LED tube lamps designed to replace fluorescent lamps in the spray are booth are much different. LEDs produce light through an electrical process which passes electricity through a small piece of semi-conducting material. As the electrons pass through, they are basically multiplied and cause even more electrons to radiate freely away from the semi-conductor. This is a greatly simplified explanation intended only to demonstrate a point, so bear with us here if you will.
Because of how LEDs produce light, their design and construction is such that an LED resembles little more than a tiny flat square. As a result of this shape, light is emitted only from the top surface of the LED, resulting in light that is highly directional in nature. In fact, this highly directional nature was a major problem for early developers of LED lights as it made it difficult to produce an LED bulb that would evenly illuminate a room in the same manner as a regular incandescent light bulb. Although this problem has largely been solved for the manufacture of incandescent bulb LED replacements, when it comes to replacing fluorescent tube lamps, this highly directional light production is an efficiency bonus. LED manufacturers can in fact now produce LEDs which emit light over a carefully specified angle of radiance such as 120 degrees or 150 degrees rather than the 360 degrees of traditional fluorescent lamps.

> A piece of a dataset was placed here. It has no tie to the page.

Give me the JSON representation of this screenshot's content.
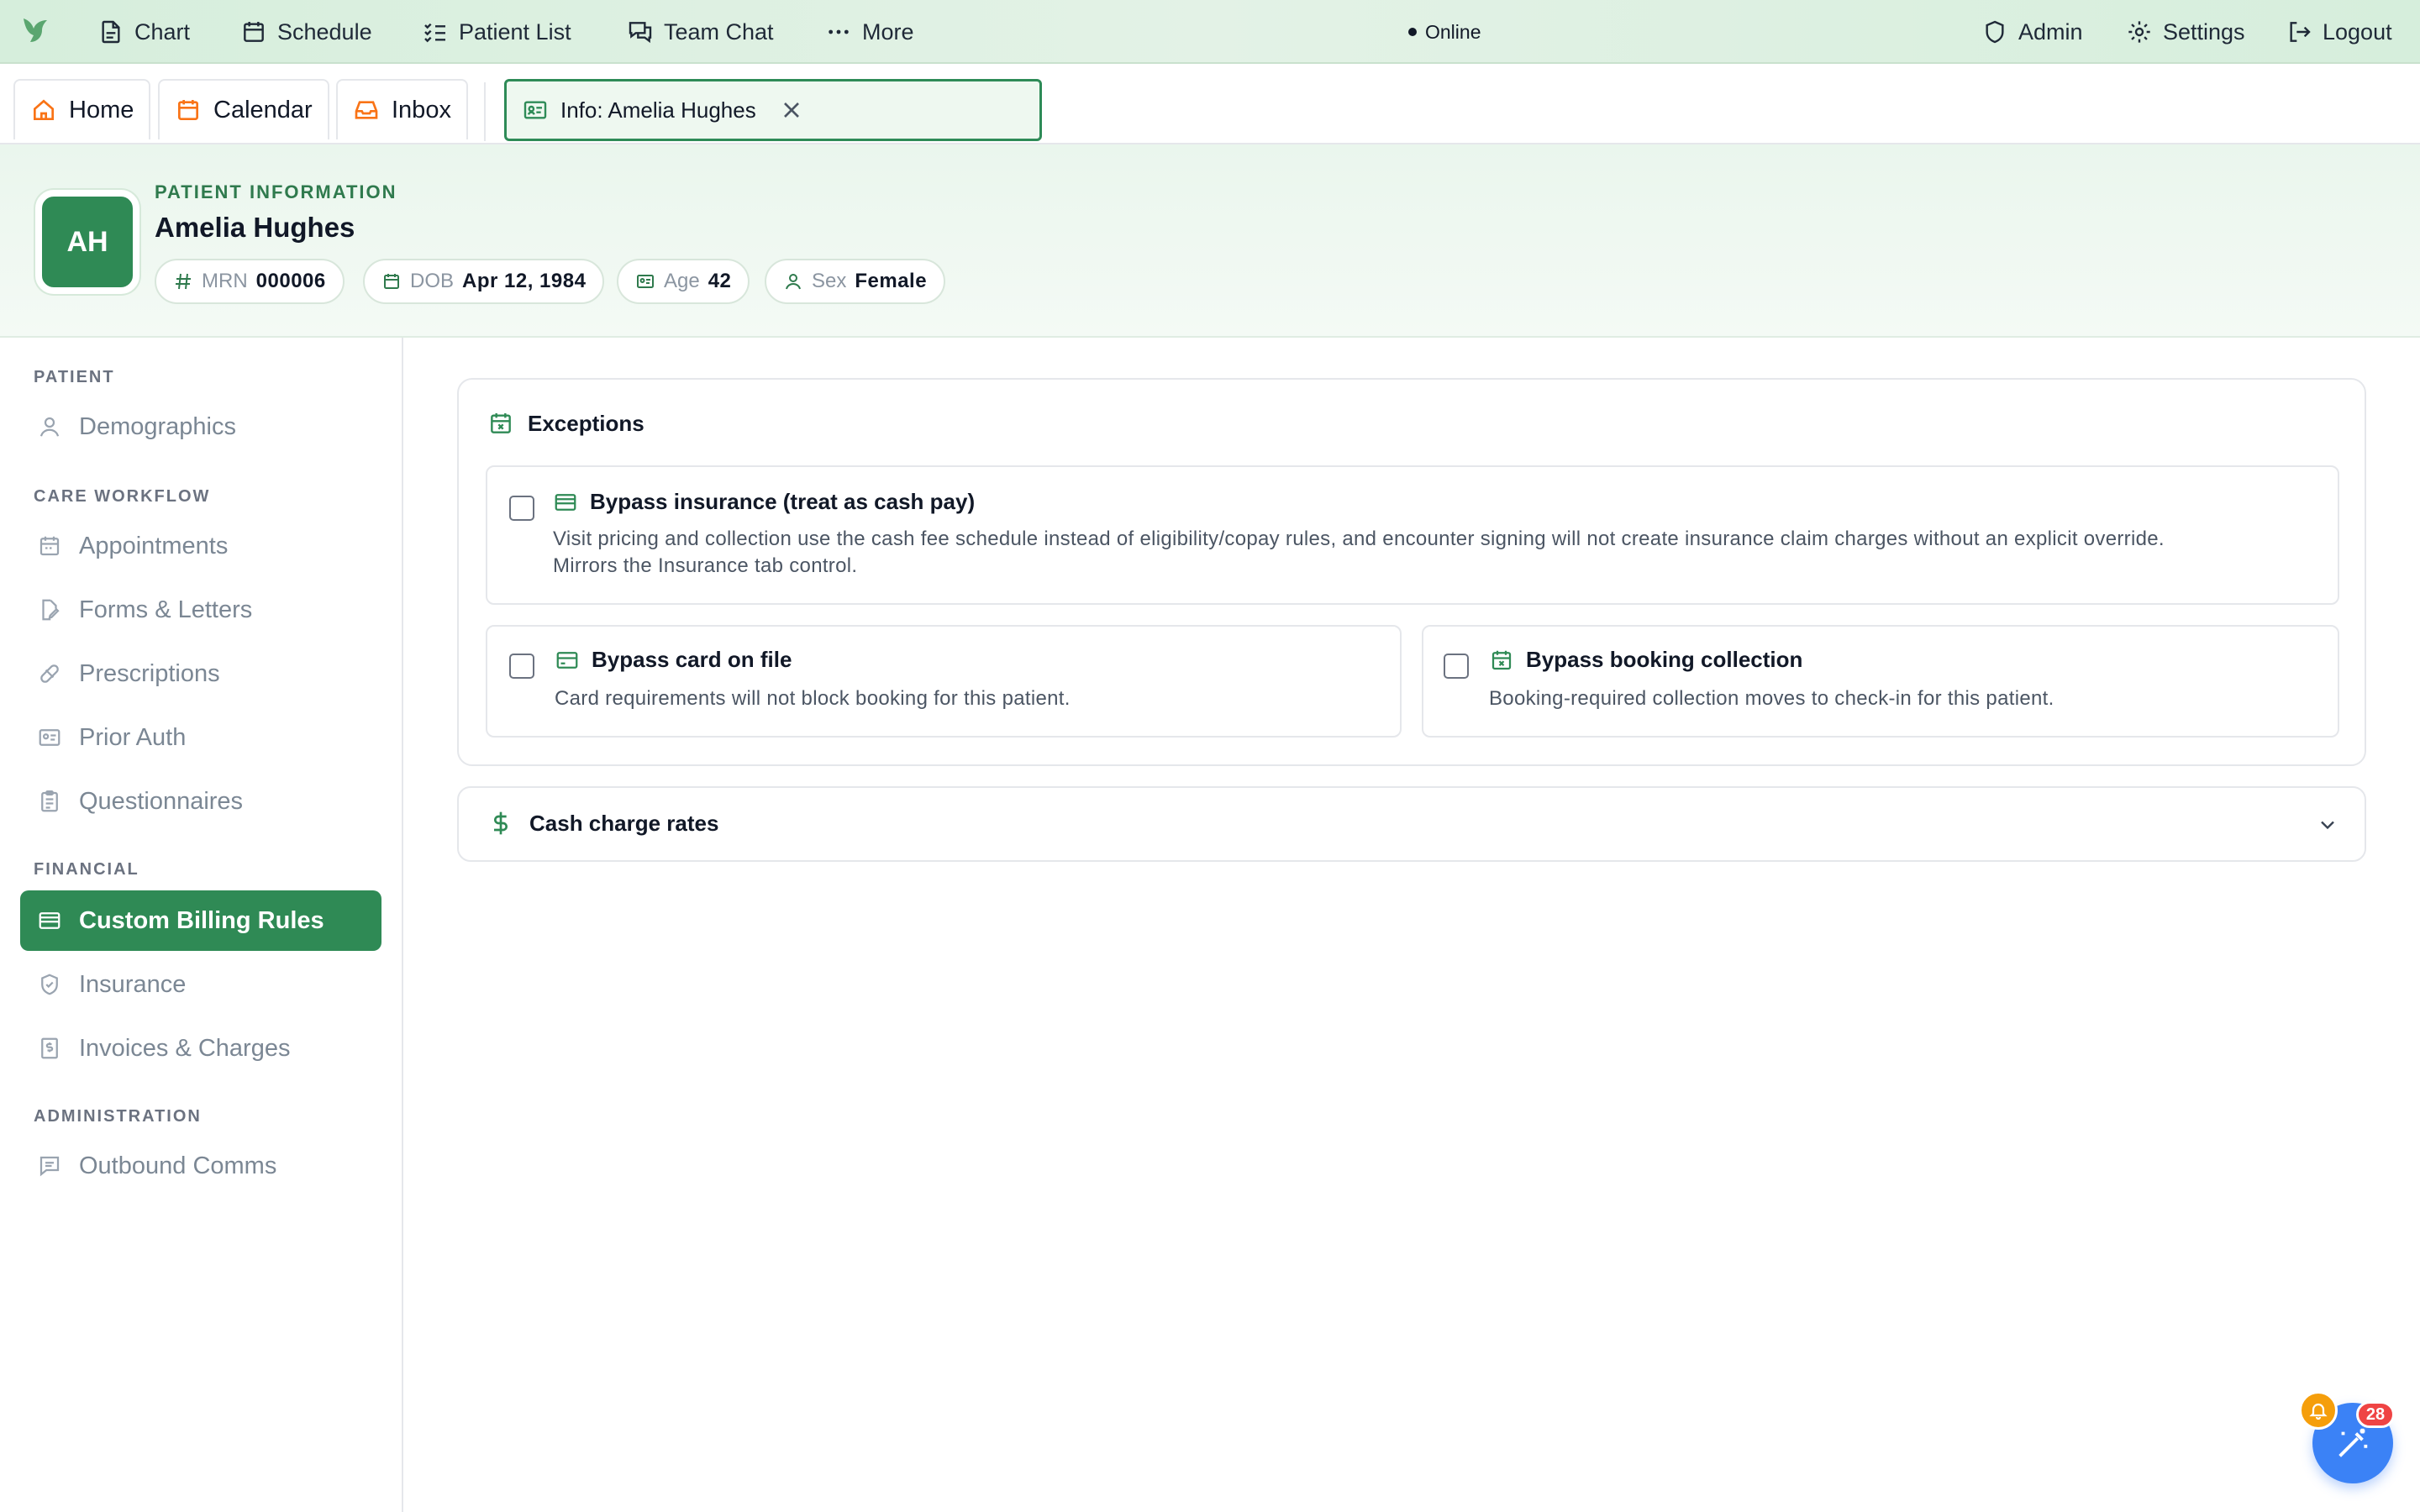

In an LED tube lamp designed to replace fluorescent fixtures in the spray booth, the LEDs are arranged in paired rows on a flat circuit board that runs the length of the tube. One half of the tube is an opaque material such as aluminum to provide strength, and the other half a clear material such as glass or polycarbonate. The LEDs face the clear half of the tube, and emit their light only over a 120, 150, or whatever degree of radiance the manufacture has designed into them. When installed in a typical fluorescent spray booth type fixture, the result is that ALL OF THE LIGHT is radiated down onto the work area. So, not only does the LED spray booth light fixture produce as many or more lumens per watt as a fluorescent, but it RADIATES LIGHT MORE EFFICIENTLY. The net result is more light where it is needed, using fewer light fixtures!
As you can likely now see, new lighting technology like LED spray booth lights not only offer a replacement alternative to the soon to be obsolete T12 fluorescent, but they offer a major performance improvement as well. Where you may have once been frustrated by dark spots, poor light uniformity, and the cost of maintaining several large and inefficient fixtures that frequently needed lamp and ballast replacements, LED paint booth fixtures can solve every single one of the problems while improving performance and saving you money as well. Even better, LED light fixtures offer the paint spray booth operator the ability to design his lighting to work more efficiently with the size and shape of his paint booth, putting light precisely where it is needed and not where it isn’t. Indeed, in this case, what worked in the early days is not only no longer an effective answer, but it was never a really good solution to begin with. Paint booth lighting used to be compromise between cost and effectiveness. With LEDs, this is no longer the case.